- If you want, add some detail to your map and make it look decent. You can see my final product below (although do keep in mind it is a very rough mapping job).
Now that you understand the very basics on making a suitable cutscene, it's time to learn how to add "polish" to your scenes and movies. These tips aren't just helpful in cutscenes, however: they can be used in almost any scenario.
Adding atmosphere to a cutscene is very important. In the standard RMVX RTP, most of the resources are very colorful and vibrant; this doesn't really do much good for much more somber games. Instead of creating brand new resources, there are a few minor tweaks you can perform to make the environment match the mood. A very simple technique is using the "Tint Screen" command. You can use this to make the screen darker, brighter or to even reduce the color (great for flashback scenes). Here's a simple example:
The Tint Screen can also be used along with many other commands to make more complex effects. For example, take a look at this event:
Set an event to have those commands and on "Parallel Process", and you've got yourself a storm complete with thunder and lightning!
In some scenarios, it may be necessary to have the player character not actually be visible during a cutscene, and to have the camera move by itself rather then merely follow the character. Thankfully, doing this is relatively simple and can be done with very little effort. In the Move Route window, there is an option to "Set Opacity". Setting this to 0 makes any event completely invisible. If you want the camera to move by it's own accord, then the "Scroll Map" command can be very handy. If you want the camera to follow another character, then simply change the graphic of the player (in the Move Route window) to the appropriate character.
And what about lighting? Perhaps you have a dark, spooky cavern, and want to have a few torches so the player can see better? Well, unfortunately, there's no perfect solution to this; there are a few ways to achieve similar effects, but there's no sure fire way to do it. Using "Show Picture" to show a light source image above a torch is still a fairly good way to do it. If the player is walking around, then Show Picture doesn't really work, and you will have to create a charset for your light source image instead and use it as an event. Although it's not perfect, it's a good way to add more light and atmosphere to your dark dungeons.
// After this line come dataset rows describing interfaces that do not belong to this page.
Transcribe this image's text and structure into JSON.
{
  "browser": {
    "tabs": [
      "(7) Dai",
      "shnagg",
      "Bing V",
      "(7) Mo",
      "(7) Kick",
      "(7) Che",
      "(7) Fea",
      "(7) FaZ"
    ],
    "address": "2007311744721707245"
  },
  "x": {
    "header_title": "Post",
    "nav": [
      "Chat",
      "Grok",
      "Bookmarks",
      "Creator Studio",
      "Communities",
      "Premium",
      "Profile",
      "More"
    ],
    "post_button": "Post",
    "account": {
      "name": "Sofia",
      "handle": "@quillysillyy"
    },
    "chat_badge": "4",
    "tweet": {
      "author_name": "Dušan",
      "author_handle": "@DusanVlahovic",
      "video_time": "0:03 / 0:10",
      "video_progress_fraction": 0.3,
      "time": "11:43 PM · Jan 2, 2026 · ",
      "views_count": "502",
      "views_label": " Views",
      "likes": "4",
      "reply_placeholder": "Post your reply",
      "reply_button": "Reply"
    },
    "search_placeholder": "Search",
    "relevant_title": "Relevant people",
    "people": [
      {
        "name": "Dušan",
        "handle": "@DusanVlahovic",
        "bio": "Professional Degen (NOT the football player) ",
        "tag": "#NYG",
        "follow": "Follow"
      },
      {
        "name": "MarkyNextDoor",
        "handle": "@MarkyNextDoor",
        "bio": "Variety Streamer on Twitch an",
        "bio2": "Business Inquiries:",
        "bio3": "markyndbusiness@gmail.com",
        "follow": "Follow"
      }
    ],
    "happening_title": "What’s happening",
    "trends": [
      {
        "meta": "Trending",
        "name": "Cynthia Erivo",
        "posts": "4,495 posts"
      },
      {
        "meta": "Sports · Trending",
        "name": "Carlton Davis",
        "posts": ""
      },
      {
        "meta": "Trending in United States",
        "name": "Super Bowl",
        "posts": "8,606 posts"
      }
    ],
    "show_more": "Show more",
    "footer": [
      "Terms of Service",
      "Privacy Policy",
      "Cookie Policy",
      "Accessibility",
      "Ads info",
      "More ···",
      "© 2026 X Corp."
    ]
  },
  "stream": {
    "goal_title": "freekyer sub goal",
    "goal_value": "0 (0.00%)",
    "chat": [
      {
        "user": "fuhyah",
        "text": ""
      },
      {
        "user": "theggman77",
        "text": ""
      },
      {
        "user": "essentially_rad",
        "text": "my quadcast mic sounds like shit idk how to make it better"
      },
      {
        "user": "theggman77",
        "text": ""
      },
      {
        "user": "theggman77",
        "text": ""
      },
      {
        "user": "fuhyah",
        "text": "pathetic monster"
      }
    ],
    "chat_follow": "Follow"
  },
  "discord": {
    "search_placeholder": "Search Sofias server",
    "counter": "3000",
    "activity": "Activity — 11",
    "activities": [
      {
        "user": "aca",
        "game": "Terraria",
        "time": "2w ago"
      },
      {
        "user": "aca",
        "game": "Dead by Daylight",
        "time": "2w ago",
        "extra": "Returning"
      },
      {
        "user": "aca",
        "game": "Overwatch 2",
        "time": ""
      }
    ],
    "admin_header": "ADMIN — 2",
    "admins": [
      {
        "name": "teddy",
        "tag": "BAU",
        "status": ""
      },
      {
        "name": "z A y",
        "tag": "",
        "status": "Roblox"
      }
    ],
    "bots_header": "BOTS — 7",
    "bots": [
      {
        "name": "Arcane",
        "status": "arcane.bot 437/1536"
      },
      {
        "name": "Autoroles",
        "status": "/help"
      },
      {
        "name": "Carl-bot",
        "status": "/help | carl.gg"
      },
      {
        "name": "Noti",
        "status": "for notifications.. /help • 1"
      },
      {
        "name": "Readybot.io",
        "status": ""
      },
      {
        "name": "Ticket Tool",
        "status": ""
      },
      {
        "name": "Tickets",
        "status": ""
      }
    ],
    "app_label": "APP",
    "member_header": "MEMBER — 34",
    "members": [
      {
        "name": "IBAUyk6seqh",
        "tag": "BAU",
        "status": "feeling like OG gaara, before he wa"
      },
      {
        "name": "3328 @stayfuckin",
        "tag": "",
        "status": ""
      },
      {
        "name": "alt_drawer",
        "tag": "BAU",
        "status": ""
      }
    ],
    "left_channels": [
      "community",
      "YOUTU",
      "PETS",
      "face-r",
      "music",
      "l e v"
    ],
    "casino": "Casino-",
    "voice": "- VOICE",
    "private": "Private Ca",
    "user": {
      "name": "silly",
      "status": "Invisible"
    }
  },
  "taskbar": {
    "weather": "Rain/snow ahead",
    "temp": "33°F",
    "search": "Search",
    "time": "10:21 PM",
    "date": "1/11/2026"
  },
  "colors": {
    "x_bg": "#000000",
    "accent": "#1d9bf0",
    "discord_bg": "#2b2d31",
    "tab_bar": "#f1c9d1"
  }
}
Adding fogs was an excellent feature that was in RMXP yet for some reason, removed for the release of RMVX. Thankfully, there are a few RGSS2 scripts that re implement this sorely missed feature (one of them can be found on this site
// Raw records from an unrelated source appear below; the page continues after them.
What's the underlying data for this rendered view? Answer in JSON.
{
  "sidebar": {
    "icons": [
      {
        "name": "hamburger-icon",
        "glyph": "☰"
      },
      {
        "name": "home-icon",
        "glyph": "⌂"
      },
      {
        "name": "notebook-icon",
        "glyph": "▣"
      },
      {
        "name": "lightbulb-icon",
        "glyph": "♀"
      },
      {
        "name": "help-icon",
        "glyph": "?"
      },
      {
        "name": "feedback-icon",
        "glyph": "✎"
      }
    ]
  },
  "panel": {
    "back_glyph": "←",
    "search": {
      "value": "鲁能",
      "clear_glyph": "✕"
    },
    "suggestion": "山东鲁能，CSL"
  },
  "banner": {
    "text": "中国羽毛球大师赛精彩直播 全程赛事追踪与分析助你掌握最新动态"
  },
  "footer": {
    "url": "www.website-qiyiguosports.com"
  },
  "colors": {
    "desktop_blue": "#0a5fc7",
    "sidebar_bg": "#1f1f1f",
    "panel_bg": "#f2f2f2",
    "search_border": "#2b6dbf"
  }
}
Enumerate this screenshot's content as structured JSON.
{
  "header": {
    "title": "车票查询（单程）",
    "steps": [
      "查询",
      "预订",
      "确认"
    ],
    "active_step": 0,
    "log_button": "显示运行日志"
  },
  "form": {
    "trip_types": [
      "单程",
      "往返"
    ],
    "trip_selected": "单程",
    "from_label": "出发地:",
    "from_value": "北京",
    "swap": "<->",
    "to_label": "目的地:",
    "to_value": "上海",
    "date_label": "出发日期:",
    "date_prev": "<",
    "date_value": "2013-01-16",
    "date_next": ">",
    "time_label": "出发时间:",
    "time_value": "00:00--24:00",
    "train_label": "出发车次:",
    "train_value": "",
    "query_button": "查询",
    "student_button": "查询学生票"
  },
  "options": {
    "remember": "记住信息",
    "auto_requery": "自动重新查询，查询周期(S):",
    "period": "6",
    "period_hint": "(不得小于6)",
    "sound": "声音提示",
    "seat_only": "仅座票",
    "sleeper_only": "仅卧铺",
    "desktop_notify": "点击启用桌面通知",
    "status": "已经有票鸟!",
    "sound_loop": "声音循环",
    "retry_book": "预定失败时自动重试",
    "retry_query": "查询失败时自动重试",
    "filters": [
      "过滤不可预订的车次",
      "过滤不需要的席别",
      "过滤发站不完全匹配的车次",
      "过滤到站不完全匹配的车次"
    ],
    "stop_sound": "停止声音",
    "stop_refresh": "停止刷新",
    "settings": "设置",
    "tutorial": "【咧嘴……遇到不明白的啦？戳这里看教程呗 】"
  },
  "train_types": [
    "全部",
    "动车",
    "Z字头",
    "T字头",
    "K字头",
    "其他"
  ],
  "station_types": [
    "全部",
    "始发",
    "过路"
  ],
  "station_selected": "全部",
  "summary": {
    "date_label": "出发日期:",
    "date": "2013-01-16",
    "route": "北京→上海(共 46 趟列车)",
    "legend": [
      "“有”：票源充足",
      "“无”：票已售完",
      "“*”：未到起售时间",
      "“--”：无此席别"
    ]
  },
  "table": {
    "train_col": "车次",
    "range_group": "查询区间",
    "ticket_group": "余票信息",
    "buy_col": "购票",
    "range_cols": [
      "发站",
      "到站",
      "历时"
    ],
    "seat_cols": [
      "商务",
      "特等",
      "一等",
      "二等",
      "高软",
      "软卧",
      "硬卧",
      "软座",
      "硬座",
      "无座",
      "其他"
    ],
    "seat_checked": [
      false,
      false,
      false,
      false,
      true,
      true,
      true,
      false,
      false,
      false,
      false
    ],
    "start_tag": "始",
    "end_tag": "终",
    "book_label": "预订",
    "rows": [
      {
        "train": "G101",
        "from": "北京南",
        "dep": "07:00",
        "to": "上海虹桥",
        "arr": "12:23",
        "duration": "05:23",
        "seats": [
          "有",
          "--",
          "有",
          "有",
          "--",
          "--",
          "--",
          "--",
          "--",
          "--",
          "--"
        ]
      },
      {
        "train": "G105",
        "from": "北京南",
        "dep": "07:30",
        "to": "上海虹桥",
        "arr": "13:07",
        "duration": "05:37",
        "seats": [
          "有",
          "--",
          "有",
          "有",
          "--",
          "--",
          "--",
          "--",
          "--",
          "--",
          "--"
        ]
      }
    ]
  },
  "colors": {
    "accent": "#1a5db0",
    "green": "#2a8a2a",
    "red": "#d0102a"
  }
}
). Something as simpling as moving clouds across wide, open plains or thick smog in dark, insect-infested swamps can really help build a strong atmosphere within your game.Advanced Techniques
Once you have the basics down pat, then it's fairly easy to create more complex and engaging movies and cutscenes. By playing around with Show Picture and Move Picture, you can create very high quality introductions and credits. By using Move Routes, and Show Animation, you can create a massive battlefield with large numbers of enemies fighting to the death. By using airships with stepping animation and a scrolling parallax, you can make a fleet of airships whip through a sunset-touched sky. Your imagination is literally the limit here.Conclusion
Thank you for reading this tutorial. I hope I have helped someone learn the basics of event and cutscene creation, and if you have any questions, please ask and I'll try to answer them.
You'll find the complete demo of the basic cutscene created in section two attached. Feel free to edit and learn from it as you wish.
This post has been edited by tdog: Apr 13 2008, 03:17 PM